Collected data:
Start of Block

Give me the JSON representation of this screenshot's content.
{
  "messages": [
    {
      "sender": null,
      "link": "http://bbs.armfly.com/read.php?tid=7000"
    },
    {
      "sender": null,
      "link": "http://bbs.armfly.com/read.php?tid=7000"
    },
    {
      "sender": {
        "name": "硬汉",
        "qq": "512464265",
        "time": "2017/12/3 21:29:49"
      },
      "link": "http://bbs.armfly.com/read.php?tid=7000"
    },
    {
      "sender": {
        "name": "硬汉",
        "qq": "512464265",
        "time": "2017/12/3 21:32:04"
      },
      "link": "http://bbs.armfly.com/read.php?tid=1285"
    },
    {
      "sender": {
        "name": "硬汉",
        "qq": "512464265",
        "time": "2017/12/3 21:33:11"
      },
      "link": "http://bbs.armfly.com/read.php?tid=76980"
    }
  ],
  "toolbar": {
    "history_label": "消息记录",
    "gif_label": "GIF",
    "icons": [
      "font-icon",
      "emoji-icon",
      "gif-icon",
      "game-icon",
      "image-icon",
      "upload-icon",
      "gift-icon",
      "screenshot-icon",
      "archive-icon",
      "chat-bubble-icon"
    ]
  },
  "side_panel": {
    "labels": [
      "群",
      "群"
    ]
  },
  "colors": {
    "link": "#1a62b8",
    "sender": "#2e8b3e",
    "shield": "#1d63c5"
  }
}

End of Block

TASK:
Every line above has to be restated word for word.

SOLUTION TO THIS EXERCISE:
Give me the JSON representation of this screenshot's content.
{
  "messages": [
    {
      "sender": null,
      "link": "http://bbs.armfly.com/read.php?tid=7000"
    },
    {
      "sender": null,
      "link": "http://bbs.armfly.com/read.php?tid=7000"
    },
    {
      "sender": {
        "name": "硬汉",
        "qq": "512464265",
        "time": "2017/12/3 21:29:49"
      },
      "link": "http://bbs.armfly.com/read.php?tid=7000"
    },
    {
      "sender": {
        "name": "硬汉",
        "qq": "512464265",
        "time": "2017/12/3 21:32:04"
      },
      "link": "http://bbs.armfly.com/read.php?tid=1285"
    },
    {
      "sender": {
        "name": "硬汉",
        "qq": "512464265",
        "time": "2017/12/3 21:33:11"
      },
      "link": "http://bbs.armfly.com/read.php?tid=76980"
    }
  ],
  "toolbar": {
    "history_label": "消息记录",
    "gif_label": "GIF",
    "icons": [
      "font-icon",
      "emoji-icon",
      "gif-icon",
      "game-icon",
      "image-icon",
      "upload-icon",
      "gift-icon",
      "screenshot-icon",
      "archive-icon",
      "chat-bubble-icon"
    ]
  },
  "side_panel": {
    "labels": [
      "群",
      "群"
    ]
  },
  "colors": {
    "link": "#1a62b8",
    "sender": "#2e8b3e",
    "shield": "#1d63c5"
  }
}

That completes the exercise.